January reminds me of the first day after a long vacation. I’m thankful for the trip, but I can’t wait to get back to real life. From Halloween to the new year, our lives are so packed my brain starts to melt. Beginning around Thanksgiving, we drape our home in lights and ribbons, bake more than we will for the rest of the year, and cram our calendar full. We all, in our way, become little Martha Stewarts, striving to make each moment of our lives memorable, but without her budget or rap sheet.
Then, when it’s all over, and you need to rest and recover more than ever, we’ve got to start goal setting—resolving to be better people in the next 12 months than we were in the last.
In 2013 I lived in Portland, Oregon, and I was lucky enough to be part of an unofficial lunch club with Gwyneth. To give you an idea of who Gwyneth is, I’ll tell you that she exclusively wore long rompers that she sewed herself with every type of wild patterned fabric you can imagine. Gwyneth was, and I assume still is, so genuinely herself that it’s impossible to ignore her.
Toward the end of the calendar year, our lunch group’s conversation turned to the subject of New Year’s Resolutions. We all went around the table, over our cafeteria lunches, and everyone shared the things we aspired to do and be in the coming year. We were starting new hobbies, eating better, traveling more, and then when it was Gwyneth’s turn, she announced that she and Bruce had resolved to eat more cheese.
We all laughed, assuming she was kidding. She wasn’t. The year prior, she had resolved to drink alcohol every day. It had been a particularly difficult year at work. I think about her every year at this time as I resist the urge to overpromise and underdeliver. That conversation changed my New Years Resolution game forever.
In 2020, my husband and I resolved to eat more tacos. We did a pretty good job, even mastered homemade corn tortillas, though there is always room for improvement. This year was a bust. We resolved to eat more ethnic food, hoping to travel to the big city (Orlando) for Ethiopian or Mediterranean food. We didn’t. But we kept up with our taco tradition, which is something. And we learned to make espresso on our stovetop. I’d give us a 67%, and like one of my professors in college used to say, “D equals diploma!”
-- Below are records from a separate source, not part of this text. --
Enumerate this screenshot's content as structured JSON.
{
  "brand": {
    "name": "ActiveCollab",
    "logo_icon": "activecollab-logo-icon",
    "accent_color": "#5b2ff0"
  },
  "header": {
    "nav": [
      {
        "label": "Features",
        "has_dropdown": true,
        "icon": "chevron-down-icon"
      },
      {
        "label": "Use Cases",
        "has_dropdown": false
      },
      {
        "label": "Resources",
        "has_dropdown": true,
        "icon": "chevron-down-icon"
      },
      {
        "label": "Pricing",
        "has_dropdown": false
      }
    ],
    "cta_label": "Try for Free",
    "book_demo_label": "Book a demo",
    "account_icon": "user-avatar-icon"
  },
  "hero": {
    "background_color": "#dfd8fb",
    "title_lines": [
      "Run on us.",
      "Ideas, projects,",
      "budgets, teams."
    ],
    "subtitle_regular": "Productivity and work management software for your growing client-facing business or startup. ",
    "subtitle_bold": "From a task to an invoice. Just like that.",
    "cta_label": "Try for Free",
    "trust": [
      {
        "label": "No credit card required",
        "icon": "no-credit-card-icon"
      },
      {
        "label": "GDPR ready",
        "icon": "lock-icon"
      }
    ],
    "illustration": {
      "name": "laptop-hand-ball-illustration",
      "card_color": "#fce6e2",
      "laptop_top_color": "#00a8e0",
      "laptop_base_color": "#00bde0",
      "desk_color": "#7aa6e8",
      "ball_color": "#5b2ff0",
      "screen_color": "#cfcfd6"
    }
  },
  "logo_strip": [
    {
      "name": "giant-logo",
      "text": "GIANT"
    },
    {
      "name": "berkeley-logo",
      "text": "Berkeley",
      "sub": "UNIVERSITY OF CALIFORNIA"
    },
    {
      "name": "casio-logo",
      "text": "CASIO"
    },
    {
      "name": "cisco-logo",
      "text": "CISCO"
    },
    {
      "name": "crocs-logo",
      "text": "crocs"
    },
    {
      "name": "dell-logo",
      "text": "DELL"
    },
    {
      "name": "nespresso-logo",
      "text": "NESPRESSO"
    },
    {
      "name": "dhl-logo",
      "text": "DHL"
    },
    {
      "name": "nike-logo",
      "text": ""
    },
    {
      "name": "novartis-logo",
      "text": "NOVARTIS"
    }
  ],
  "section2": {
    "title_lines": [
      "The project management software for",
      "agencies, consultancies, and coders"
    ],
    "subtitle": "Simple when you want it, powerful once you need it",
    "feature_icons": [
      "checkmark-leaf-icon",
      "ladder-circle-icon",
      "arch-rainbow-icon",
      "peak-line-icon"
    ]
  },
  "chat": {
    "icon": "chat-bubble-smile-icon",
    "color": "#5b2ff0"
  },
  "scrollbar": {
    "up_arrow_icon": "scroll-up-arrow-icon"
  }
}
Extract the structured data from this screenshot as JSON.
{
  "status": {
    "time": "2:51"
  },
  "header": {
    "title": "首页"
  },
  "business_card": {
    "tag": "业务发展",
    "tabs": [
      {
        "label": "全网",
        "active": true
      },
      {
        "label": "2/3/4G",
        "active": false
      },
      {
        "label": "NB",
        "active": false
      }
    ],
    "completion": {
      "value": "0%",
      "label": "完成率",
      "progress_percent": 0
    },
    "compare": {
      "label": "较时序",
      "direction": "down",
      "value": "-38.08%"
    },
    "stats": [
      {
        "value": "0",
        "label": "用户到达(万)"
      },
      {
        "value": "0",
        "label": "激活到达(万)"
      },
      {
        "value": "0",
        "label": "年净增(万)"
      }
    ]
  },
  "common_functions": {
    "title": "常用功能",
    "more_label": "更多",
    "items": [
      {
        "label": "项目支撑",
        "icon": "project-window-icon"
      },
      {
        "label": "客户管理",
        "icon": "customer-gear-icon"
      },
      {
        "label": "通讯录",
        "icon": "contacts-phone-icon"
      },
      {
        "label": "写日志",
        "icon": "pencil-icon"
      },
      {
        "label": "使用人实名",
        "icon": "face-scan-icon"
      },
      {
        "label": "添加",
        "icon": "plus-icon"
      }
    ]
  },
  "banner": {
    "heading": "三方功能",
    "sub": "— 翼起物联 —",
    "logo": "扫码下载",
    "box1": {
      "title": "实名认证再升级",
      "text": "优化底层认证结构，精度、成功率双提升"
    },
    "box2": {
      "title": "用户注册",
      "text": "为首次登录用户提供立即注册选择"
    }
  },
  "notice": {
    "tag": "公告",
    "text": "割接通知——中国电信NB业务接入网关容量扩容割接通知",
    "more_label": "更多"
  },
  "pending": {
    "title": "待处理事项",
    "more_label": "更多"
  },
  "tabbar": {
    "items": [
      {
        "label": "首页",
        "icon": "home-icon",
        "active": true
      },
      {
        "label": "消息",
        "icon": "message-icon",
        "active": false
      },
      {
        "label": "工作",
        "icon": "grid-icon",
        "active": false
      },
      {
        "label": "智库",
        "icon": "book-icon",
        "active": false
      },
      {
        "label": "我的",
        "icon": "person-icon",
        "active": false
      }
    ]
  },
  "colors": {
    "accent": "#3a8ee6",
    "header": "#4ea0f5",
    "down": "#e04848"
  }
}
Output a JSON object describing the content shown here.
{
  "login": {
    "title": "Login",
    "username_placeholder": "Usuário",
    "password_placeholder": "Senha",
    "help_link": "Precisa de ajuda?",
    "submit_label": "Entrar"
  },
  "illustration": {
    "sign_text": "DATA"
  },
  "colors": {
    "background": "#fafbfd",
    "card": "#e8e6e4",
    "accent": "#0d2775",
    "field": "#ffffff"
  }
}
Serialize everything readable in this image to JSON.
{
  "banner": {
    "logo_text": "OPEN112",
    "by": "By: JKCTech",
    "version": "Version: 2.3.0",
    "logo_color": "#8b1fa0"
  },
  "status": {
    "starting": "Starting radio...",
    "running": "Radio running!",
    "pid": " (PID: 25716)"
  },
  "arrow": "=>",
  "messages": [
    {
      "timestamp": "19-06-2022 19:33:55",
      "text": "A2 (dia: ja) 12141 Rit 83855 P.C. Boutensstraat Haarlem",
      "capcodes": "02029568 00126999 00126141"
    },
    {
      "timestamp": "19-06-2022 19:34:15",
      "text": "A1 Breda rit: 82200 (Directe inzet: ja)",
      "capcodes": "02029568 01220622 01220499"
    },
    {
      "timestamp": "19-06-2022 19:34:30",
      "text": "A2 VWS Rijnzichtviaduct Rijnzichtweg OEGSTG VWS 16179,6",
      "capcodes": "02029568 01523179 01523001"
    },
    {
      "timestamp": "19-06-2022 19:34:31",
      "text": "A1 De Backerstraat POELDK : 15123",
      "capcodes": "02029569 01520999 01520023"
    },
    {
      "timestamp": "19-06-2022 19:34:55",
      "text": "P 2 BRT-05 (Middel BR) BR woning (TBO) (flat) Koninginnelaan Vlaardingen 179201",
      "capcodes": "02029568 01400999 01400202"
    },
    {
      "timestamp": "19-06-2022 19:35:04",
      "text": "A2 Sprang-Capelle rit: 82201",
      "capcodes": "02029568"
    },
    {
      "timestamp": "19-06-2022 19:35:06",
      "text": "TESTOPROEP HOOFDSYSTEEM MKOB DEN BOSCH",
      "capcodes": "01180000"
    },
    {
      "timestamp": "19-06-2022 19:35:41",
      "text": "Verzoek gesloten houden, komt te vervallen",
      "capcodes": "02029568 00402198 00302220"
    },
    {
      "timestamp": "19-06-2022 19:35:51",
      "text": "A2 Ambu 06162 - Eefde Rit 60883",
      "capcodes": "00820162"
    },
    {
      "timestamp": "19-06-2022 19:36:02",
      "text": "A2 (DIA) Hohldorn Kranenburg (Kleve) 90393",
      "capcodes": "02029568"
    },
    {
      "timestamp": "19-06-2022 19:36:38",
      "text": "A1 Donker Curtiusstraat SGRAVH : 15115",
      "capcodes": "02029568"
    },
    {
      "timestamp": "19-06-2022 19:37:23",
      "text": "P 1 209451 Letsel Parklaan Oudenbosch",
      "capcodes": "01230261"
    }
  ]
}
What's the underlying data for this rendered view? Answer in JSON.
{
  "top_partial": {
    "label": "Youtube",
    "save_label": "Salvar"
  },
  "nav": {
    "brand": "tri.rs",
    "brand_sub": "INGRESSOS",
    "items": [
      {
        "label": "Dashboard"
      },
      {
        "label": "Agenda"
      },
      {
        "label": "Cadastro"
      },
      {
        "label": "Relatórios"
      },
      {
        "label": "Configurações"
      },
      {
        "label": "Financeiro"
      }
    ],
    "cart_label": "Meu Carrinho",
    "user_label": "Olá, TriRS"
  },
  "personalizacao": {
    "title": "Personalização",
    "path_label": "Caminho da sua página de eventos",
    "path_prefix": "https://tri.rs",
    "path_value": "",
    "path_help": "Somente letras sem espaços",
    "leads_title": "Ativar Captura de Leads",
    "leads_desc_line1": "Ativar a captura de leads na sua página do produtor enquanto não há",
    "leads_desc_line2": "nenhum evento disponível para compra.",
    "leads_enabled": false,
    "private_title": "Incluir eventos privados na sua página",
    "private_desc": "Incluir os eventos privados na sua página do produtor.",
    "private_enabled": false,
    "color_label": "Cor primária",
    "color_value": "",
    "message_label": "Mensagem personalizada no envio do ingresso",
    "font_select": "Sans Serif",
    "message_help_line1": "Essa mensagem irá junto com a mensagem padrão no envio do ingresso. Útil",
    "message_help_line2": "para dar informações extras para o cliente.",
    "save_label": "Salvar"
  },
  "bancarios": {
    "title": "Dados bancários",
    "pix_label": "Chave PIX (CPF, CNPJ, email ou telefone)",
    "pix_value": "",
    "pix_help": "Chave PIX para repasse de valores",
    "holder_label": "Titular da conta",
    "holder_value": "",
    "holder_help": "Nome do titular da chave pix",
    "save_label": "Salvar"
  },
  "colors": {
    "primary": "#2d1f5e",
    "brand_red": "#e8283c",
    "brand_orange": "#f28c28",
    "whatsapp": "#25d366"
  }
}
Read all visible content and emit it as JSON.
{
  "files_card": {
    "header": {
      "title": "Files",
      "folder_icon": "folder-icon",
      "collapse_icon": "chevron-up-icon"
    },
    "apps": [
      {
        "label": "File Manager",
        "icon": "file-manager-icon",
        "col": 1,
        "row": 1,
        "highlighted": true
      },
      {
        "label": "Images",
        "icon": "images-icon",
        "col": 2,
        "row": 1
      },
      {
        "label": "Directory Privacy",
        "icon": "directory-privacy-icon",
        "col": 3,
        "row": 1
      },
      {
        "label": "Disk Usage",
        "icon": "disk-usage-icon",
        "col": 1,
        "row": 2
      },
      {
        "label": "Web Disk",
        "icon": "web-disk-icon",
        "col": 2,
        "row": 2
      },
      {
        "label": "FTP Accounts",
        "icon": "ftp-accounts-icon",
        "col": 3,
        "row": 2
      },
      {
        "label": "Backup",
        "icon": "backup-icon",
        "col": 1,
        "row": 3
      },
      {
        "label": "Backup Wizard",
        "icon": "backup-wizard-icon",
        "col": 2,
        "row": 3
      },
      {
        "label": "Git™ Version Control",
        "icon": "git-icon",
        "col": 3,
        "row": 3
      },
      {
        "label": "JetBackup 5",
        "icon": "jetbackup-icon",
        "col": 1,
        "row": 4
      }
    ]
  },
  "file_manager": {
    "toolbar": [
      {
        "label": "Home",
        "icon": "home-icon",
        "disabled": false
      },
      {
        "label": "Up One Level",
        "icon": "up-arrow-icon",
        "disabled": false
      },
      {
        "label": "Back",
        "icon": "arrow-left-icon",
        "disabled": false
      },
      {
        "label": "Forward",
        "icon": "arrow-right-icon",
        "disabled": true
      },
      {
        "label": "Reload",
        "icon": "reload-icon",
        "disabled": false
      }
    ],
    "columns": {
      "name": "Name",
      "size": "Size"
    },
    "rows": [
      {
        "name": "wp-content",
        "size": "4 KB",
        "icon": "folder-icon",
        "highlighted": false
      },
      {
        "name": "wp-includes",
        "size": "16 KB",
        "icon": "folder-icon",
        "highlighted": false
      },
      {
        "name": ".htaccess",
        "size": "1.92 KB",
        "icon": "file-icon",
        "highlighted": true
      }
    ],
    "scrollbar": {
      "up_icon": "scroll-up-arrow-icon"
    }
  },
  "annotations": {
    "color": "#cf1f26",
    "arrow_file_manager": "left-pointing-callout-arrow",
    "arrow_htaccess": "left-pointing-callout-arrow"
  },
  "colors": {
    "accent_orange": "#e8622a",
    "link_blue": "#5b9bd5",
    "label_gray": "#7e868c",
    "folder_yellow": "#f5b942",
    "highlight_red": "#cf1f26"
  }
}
So, in a world that tells us we’re not ok unless we’re trying to be better, and smaller, but bigger in the right places, and more spiritual, but also richer, and minimalists, but also buy all the coolest stuff, I hope for this new year that you fulfill a fun and totally asinine resolution. I hope you become more yourself and release the pressure to be anything else. Happy New Year!